Exercise prompt:
Retrieve every line from the records in which the word "using" occurs.

Interface dataset entries
- - - -

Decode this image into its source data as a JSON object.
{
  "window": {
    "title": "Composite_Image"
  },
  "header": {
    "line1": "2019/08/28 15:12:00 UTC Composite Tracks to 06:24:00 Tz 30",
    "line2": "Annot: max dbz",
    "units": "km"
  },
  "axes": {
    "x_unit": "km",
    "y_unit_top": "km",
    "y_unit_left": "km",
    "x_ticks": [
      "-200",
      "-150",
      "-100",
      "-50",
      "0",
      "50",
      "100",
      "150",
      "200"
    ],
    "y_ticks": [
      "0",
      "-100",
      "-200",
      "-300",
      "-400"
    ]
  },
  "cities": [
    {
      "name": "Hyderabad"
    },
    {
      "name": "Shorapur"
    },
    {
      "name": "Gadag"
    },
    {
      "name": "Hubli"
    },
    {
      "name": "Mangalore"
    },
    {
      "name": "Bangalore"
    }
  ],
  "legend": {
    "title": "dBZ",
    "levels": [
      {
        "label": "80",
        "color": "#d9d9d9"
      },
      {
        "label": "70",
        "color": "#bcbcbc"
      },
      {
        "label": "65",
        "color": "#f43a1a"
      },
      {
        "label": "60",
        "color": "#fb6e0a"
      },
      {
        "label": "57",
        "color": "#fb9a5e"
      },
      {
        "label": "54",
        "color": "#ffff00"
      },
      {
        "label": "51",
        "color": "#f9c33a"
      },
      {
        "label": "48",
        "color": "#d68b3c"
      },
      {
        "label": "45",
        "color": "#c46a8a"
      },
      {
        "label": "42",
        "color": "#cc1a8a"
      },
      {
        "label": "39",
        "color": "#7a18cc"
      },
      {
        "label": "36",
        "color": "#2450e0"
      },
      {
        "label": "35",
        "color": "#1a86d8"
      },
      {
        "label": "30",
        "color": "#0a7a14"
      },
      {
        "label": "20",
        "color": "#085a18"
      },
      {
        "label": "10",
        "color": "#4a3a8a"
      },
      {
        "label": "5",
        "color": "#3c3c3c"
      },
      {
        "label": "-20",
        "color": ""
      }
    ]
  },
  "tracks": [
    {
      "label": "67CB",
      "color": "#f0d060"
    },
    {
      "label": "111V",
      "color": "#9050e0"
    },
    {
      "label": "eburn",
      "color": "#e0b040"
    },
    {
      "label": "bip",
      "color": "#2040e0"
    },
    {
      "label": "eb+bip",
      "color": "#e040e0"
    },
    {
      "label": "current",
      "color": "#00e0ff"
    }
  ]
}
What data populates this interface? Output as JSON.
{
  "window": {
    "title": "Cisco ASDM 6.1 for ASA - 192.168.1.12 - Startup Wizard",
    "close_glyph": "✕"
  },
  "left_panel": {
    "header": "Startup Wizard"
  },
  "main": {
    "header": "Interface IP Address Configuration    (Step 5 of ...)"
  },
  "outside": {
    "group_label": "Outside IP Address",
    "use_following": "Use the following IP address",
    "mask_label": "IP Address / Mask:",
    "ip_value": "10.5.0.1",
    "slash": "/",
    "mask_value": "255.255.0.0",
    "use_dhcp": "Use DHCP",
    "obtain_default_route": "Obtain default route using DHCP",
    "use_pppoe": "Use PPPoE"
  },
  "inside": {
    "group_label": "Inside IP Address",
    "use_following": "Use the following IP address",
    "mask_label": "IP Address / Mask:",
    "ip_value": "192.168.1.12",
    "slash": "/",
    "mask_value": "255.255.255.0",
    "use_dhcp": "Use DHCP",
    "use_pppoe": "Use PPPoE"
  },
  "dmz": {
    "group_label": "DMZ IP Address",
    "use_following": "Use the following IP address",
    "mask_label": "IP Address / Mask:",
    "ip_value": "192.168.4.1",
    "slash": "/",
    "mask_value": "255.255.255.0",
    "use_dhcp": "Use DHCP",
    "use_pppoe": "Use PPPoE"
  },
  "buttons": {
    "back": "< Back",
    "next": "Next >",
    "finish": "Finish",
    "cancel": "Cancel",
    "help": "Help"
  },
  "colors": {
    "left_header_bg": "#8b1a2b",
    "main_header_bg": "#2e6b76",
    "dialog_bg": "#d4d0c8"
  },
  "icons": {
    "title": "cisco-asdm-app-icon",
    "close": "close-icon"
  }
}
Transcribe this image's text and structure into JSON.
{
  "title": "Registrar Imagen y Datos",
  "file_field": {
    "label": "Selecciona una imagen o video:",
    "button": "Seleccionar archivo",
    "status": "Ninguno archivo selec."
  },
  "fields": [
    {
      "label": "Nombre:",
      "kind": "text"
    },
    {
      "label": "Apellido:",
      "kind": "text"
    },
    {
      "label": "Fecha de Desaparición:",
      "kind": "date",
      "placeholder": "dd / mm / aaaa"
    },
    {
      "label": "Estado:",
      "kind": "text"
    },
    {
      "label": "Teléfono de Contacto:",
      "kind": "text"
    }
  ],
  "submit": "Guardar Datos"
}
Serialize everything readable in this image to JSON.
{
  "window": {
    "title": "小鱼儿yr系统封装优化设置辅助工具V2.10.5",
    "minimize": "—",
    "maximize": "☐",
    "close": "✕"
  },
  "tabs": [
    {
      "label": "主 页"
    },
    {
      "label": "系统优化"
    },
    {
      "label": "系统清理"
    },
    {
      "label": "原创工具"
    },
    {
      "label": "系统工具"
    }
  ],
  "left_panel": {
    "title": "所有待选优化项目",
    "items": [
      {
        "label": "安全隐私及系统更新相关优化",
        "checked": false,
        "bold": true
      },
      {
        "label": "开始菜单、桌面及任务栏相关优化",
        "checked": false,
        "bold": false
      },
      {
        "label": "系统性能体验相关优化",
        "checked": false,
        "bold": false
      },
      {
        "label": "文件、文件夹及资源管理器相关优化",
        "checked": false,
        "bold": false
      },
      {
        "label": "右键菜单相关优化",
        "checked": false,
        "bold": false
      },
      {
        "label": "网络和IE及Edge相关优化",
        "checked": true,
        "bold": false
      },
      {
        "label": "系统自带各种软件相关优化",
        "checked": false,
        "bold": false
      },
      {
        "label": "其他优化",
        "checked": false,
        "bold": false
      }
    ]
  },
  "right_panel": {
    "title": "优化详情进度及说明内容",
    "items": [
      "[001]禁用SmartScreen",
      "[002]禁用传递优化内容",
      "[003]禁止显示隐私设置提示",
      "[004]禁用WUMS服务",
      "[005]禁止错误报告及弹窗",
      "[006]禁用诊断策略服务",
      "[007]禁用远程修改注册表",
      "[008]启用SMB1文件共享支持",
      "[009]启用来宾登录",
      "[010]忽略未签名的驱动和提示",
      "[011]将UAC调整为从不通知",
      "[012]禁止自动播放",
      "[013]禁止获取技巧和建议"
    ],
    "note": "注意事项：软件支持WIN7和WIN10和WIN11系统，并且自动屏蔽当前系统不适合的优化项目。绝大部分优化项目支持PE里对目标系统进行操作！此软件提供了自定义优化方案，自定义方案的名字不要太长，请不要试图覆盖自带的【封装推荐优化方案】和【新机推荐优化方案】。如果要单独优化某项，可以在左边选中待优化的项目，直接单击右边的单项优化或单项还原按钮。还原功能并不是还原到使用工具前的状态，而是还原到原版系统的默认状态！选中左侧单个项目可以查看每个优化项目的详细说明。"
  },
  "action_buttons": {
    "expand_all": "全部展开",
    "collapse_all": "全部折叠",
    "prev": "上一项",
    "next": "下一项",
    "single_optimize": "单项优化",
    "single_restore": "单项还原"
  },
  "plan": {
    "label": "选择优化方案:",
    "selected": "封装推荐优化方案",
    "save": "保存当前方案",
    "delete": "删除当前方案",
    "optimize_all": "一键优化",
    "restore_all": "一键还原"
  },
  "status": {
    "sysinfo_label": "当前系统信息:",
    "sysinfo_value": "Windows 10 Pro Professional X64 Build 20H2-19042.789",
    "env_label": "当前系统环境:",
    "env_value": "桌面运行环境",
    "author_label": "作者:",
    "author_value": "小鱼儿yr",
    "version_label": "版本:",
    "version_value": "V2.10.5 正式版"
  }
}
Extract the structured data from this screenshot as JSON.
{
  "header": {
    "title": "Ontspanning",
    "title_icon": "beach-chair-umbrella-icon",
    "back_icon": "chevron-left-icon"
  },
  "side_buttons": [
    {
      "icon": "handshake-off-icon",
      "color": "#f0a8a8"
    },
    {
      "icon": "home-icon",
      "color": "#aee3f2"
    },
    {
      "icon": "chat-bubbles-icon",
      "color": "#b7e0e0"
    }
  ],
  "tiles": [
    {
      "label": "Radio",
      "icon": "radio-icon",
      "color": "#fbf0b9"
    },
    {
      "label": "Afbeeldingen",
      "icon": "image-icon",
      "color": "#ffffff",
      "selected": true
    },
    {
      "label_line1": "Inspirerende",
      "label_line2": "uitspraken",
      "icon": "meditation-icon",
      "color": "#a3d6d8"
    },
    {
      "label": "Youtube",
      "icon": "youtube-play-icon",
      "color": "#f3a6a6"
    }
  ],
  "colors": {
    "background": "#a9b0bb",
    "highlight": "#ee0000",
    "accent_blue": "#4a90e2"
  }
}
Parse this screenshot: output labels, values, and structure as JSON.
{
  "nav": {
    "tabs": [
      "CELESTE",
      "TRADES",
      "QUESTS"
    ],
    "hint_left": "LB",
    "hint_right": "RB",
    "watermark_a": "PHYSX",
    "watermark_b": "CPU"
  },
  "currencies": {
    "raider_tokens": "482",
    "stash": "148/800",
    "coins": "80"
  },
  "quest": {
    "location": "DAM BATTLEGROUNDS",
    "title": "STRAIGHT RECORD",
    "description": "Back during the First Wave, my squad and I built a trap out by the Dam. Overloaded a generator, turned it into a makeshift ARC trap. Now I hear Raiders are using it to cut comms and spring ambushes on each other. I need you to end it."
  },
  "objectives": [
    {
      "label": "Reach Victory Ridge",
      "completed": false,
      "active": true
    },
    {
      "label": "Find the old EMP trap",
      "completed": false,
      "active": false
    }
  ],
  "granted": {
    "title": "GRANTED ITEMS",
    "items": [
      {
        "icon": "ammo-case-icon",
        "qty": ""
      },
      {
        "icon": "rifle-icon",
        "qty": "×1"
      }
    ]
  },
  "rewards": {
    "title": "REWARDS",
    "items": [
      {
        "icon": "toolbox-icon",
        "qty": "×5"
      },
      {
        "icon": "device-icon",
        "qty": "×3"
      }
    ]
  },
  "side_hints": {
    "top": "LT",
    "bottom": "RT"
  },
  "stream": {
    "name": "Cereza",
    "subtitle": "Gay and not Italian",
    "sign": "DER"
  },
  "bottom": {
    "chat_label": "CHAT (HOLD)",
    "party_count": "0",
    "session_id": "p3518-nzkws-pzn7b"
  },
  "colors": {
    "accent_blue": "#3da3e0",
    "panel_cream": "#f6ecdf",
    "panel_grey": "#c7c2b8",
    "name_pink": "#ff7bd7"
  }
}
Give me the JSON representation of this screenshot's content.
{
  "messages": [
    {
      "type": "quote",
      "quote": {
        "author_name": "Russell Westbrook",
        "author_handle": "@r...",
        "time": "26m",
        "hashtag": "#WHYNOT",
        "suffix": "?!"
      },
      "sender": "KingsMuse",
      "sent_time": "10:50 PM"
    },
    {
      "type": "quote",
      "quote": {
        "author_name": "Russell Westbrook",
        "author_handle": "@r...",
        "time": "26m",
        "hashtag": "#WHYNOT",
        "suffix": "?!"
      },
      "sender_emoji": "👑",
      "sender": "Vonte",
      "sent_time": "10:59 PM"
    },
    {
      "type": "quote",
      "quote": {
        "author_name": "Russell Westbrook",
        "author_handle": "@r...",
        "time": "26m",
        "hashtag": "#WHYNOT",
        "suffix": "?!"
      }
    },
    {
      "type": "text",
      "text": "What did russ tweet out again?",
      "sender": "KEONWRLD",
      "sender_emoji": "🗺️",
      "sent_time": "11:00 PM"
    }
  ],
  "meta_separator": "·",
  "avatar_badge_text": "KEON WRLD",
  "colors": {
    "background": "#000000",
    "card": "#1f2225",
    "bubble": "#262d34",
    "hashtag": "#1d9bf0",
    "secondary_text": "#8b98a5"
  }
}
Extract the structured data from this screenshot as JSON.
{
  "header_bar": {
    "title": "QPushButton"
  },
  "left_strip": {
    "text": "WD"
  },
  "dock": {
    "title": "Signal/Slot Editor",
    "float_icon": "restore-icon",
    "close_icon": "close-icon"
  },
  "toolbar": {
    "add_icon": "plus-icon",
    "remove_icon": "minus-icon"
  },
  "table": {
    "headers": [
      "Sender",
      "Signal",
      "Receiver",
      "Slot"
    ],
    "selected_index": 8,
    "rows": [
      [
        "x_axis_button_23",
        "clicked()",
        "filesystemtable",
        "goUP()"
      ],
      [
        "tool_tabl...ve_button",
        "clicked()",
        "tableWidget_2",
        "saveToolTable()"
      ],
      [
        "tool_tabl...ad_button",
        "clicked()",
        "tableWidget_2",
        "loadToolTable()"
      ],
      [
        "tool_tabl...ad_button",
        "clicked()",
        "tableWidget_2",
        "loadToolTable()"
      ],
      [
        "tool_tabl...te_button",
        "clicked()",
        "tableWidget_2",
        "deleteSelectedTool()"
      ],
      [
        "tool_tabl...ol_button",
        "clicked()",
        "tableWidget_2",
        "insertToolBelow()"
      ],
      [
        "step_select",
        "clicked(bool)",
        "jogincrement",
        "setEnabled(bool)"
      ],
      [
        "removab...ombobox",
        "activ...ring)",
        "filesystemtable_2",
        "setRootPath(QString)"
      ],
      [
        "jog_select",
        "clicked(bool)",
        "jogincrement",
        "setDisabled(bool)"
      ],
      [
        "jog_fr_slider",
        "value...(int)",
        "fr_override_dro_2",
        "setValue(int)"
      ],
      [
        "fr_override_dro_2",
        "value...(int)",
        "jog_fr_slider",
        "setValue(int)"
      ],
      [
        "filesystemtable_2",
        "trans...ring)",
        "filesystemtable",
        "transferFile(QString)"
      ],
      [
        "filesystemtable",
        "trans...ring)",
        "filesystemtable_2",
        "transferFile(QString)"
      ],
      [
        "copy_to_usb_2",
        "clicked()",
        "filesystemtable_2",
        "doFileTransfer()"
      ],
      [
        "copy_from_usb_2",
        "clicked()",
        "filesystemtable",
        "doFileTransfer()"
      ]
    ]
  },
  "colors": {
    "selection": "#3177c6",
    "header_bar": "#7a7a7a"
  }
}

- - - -

Result:
    "obtain_default_route": "Obtain default route using DHCP",
    "description": "Back during the First Wave, my squad and I built a trap out by the Dam. Overloaded a generator, turned it into a makeshift ARC trap. Now I hear Raiders are using it to cut comms and spring ambushes on each other. I need you to end it."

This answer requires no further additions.